Einhard (less correctly EGINHARD), historian, born c. 770 in the district watered by the River Main in the eastern part of the Frankish Empire; d. March 14, 840, at Seligenstadt. His earliest training he received at the monastery of Fulda, where he showed such unusual mental powers that Abbot Baugulf sent him to the court of Charlemagne. His education was completed at the Palace School, where he was fortunate enough to count among his masters the great Alcuin, who bears witness to his remarkable talent in mathematics and architecture, and also to the fact that, in spite of his unattractive person, he was among the emperor’s most trusted advisers. Charlemagne gave Einhard charge of his great public buildings, e.g. the construction of the Aachen cathedral and the palaces of Aachen and Ingelheim, for which reason he was known in court circles as Beseleel, after the builder of the tabernacle (Ex., xxi). Charlemagne also availed himself of Einhard’s tact and prudence to send him on various diplomatic missions. Thus, in 802 he placed in his hands the negotiations for the exchange of distinguished Saxon hostages, and in 806 he was dispatched to Rome to obtain papal approbation for the partition of the empire, which the emperor had just decided upon.
During the reign of Louis the Pious he retained his position of trust, and proved a faithful counsellor to Louis’s son, Lothair. Unsuccessful, however, in his attempts to settle the contests for the crown which had been stirred up by Empress Judith, and unable to bring about a lasting reconciliation between Louis and his sons, Einhard, in 830, withdrew to Mühlheim (Mulinheim) on the Main, which he had been granted as early as 815, together with other estates, as a mark of imperial favor. He transferred thither the relics of Sts. Marcellinus and Peter, and called the place Seligenstadt. Moreover, between 831 and 834 he established here a Benedictine abbey, where, after the death of his wife, Emma (or Imma), sister of Bishop Bernhar of Worms (not daughter of Charlemagne), he spent the rest of his life as abbot. It is not certain whether he was ordained priest. His epitaph was written by Rabanus Maurus.

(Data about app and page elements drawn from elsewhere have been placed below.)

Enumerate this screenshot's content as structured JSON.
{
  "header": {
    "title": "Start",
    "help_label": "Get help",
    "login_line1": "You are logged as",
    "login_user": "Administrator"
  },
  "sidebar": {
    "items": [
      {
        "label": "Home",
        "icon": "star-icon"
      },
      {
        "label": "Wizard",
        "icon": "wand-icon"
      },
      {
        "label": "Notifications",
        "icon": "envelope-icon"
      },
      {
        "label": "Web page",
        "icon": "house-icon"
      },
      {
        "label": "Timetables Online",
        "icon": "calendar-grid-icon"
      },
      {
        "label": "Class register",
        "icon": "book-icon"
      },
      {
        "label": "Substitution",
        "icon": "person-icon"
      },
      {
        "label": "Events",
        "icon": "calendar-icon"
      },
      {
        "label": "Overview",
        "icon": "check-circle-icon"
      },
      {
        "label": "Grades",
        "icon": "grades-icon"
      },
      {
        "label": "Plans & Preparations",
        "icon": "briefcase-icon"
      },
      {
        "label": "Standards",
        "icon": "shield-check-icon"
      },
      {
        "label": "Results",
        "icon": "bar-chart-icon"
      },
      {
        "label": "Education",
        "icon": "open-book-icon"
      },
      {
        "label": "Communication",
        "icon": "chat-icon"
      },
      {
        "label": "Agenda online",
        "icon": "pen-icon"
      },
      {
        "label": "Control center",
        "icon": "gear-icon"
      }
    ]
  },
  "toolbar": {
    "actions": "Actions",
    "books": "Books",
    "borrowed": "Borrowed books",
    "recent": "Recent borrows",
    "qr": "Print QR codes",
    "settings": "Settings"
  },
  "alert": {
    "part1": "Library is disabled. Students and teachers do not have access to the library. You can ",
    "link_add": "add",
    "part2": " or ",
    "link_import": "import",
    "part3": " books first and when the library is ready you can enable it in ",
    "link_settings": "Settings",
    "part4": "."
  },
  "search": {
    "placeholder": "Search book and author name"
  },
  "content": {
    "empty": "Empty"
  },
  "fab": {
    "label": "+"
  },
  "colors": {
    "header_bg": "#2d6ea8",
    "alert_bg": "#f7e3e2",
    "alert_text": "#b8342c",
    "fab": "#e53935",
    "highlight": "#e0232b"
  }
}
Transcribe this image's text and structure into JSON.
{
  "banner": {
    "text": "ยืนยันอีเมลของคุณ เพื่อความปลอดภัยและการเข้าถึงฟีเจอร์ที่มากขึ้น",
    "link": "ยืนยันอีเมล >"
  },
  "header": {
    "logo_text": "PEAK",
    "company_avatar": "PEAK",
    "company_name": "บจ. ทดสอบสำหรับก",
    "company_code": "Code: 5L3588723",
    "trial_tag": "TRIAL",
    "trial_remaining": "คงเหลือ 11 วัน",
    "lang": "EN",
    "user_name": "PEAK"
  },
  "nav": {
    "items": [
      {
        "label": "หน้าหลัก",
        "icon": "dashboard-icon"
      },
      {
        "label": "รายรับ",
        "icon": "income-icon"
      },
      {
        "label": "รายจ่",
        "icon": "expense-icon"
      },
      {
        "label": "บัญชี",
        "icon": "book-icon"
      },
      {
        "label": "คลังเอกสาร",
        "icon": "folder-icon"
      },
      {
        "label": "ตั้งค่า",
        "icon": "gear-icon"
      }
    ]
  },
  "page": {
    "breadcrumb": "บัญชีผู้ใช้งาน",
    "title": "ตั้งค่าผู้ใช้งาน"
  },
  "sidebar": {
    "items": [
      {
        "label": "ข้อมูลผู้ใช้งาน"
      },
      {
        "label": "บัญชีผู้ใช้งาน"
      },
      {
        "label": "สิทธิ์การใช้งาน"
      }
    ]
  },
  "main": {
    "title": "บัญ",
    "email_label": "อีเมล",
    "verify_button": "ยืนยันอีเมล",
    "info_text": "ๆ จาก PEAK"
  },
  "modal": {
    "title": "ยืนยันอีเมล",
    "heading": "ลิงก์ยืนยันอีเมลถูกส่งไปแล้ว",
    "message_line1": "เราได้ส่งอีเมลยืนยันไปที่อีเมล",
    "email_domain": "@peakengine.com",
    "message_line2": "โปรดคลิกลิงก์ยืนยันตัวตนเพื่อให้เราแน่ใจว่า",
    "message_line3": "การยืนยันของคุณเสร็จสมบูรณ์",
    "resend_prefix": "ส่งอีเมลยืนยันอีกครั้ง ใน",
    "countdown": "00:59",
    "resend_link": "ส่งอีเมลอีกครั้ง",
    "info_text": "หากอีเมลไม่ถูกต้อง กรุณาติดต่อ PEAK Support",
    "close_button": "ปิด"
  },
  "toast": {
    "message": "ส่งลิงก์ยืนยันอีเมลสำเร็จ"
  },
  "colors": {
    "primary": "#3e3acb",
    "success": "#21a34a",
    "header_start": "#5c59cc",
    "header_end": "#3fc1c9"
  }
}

The most important of Einhard’s works is the “Vita Caroli Magni” (in “Mon. Germ. Hist.: Script”, II; printed separately, 4th ed., Hanover, 1880; also in Jaffé, “Bibliotheca rerum germanicarum”, IV; Germ. tr. by Abel, 3rd ed., Berlin, 1893, in “Geschichtsschreiber der deutschen Vorzeit”). This, the best biography of the whole period of the Middle Ages, written in close imitation of Suetonius, particularly his “Vita Augusti”, shows the emperor from the standpoint of the most intimate personal acquaintance with all sides of his character, and with a genuine attempt at truth of portrayal. The diction is in general elegant, though not polished. The annals of the Carlovingian Empire, which have been handed down as Einhard’s (ed. Kurze, 1895), are, in their present form, older materials worked over. Those for the years between 796 and 820 may date back to Einhard. In addition, we have from his hand the “Translatio et Miracula SS. Marcellini et Petri” (Mon. Germ. Hist.: Script., XV), containing data which are important for the history of culture. The seventy-one letters, written by Einhard between 825 and 830 (ed. Jaffe, “Bibliotheca”, Berlin, 1867, IV) in a clear, simple style, constitute an important source for the history of Louis the Pious. A collective edition of Einhard’s works was published by Teulet (Paris, 1840-43), with French translation.